- Tax Increment Financing (TIF) creates special tax districts around targeted redevelopment areas from which future tax revenues are diverted to finance infrastructure improvements and/or development.
- At the beginning of the TIF period, tax revenues in the TIF district going to general city services are frozen at a certain rate. All additional tax revenues go toward directly funding new development or servicing debts related to new development until the end of the TIF period, which usually lasts 20 to 30 years.
- In most states, TIF can only be used in neighborhoods officially designated as “blighted” or “distressed,” and can fund developments ranging from stadiums and convention centers to affordable housing and parks.
- Critics say TIF diverts city tax revenues from schools and other essential community services to the private sector or the pet projects of city officials.
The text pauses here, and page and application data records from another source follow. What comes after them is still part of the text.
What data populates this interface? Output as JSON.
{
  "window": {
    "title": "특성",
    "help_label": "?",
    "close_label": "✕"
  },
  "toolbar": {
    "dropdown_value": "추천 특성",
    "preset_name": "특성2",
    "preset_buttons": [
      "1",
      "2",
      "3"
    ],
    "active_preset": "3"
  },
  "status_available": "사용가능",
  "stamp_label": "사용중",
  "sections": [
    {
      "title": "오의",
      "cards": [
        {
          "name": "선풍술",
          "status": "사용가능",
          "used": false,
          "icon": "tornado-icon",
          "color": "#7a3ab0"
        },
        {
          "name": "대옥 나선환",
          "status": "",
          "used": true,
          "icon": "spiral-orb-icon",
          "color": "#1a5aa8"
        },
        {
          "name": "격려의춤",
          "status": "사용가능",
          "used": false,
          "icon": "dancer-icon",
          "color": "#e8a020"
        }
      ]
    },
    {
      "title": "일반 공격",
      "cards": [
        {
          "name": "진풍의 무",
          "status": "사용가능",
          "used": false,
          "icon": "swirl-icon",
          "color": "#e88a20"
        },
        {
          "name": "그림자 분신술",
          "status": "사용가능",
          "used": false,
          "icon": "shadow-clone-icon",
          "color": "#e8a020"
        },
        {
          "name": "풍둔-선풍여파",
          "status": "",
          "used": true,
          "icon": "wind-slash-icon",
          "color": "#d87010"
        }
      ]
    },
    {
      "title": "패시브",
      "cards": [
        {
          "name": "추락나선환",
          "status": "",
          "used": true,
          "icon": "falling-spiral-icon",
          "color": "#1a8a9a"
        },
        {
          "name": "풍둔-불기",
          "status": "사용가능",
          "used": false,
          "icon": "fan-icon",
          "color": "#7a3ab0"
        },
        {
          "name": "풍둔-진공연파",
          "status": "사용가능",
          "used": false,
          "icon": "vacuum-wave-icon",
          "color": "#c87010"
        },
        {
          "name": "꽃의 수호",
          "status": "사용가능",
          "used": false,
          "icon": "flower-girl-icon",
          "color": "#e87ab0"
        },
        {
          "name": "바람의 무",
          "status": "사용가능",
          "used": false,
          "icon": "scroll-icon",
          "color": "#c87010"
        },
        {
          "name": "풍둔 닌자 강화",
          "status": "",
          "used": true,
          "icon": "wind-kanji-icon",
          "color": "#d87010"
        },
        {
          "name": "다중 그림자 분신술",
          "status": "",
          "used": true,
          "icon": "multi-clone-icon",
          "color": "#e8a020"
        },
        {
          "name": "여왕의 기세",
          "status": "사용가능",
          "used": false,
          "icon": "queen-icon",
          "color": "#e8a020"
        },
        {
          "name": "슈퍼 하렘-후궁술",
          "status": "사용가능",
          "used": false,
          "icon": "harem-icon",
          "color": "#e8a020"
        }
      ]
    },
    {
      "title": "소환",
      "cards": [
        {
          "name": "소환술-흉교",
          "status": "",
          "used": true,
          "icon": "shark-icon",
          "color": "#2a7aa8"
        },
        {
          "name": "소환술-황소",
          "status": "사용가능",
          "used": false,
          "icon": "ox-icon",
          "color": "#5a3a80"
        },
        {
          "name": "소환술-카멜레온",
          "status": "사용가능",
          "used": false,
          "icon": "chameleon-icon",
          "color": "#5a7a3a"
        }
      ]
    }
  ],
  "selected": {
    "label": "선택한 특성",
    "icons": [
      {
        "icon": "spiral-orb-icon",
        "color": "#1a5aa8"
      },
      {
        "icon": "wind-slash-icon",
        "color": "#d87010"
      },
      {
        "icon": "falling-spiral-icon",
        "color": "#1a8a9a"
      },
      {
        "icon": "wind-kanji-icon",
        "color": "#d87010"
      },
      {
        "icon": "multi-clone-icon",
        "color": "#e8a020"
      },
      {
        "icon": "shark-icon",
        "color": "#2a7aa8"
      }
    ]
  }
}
- Supporters say the new tax revenues generated by TIFs would not have taken place “but for” the investment that the TIF enabled, and that they are a valuable tool for neighborhood revitalization.